Exercise instructions
Extract verbatim every line from the one containing "Transcribe this image's" to the final line of the records below, inclusive, and exclude all pictures.

Dataset excerpts
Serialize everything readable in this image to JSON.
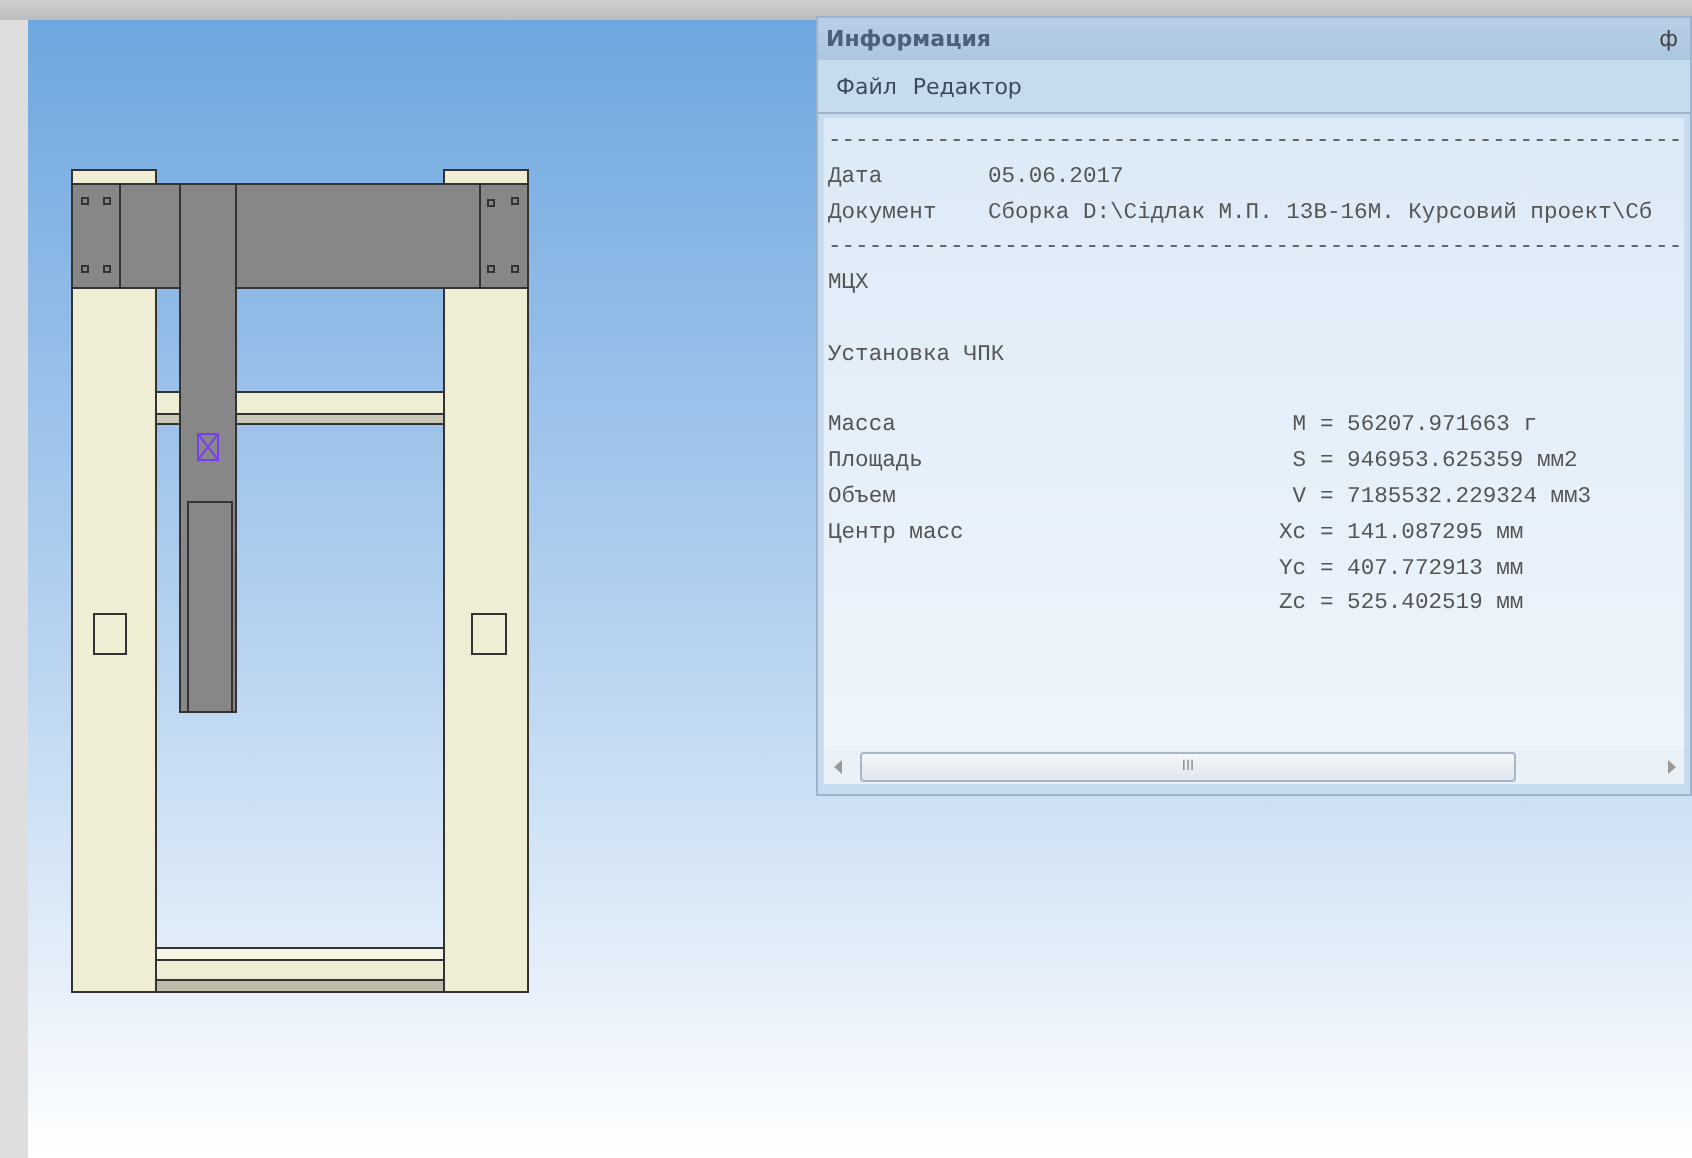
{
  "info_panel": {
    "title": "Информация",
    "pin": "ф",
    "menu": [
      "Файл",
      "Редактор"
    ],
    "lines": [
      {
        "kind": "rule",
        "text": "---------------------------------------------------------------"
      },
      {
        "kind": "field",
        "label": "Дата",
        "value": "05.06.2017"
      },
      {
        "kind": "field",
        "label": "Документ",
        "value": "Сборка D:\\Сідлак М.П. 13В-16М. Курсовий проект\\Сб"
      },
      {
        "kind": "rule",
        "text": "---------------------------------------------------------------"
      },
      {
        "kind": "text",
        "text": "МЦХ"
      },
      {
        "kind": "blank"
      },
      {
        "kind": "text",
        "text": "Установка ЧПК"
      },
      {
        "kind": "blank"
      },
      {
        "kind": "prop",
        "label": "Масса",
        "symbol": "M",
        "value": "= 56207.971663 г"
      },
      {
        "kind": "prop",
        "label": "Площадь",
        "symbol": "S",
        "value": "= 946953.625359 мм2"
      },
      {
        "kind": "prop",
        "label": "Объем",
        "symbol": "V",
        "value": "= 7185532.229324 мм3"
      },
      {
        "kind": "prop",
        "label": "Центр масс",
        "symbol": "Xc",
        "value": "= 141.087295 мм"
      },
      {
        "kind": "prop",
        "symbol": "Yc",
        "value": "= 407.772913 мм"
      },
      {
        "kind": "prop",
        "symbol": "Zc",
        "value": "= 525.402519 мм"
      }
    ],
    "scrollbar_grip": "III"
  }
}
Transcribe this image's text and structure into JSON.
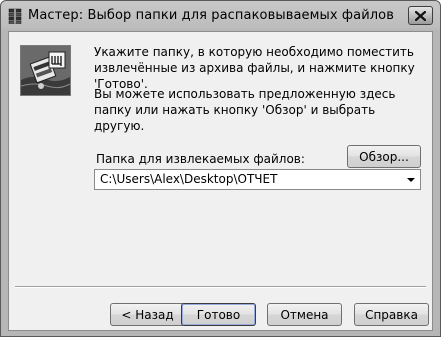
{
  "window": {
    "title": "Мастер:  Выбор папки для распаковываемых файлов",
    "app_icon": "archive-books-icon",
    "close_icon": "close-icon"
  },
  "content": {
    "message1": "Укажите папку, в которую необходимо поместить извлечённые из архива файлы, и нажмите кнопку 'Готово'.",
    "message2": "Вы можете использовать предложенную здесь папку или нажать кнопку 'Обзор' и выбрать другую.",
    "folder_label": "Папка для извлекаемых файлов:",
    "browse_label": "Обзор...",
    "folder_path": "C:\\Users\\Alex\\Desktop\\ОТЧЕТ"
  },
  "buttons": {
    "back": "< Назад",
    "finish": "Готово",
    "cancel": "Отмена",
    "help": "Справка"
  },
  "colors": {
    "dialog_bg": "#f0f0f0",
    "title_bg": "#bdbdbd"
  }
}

Response to this exercise
Transcribe this image's text and structure into JSON.
{
  "window": {
    "title": "Мастер:  Выбор папки для распаковываемых файлов",
    "app_icon": "archive-books-icon",
    "close_icon": "close-icon"
  },
  "content": {
    "message1": "Укажите папку, в которую необходимо поместить извлечённые из архива файлы, и нажмите кнопку 'Готово'.",
    "message2": "Вы можете использовать предложенную здесь папку или нажать кнопку 'Обзор' и выбрать другую.",
    "folder_label": "Папка для извлекаемых файлов:",
    "browse_label": "Обзор...",
    "folder_path": "C:\\Users\\Alex\\Desktop\\ОТЧЕТ"
  },
  "buttons": {
    "back": "< Назад",
    "finish": "Готово",
    "cancel": "Отмена",
    "help": "Справка"
  },
  "colors": {
    "dialog_bg": "#f0f0f0",
    "title_bg": "#bdbdbd"
  }
}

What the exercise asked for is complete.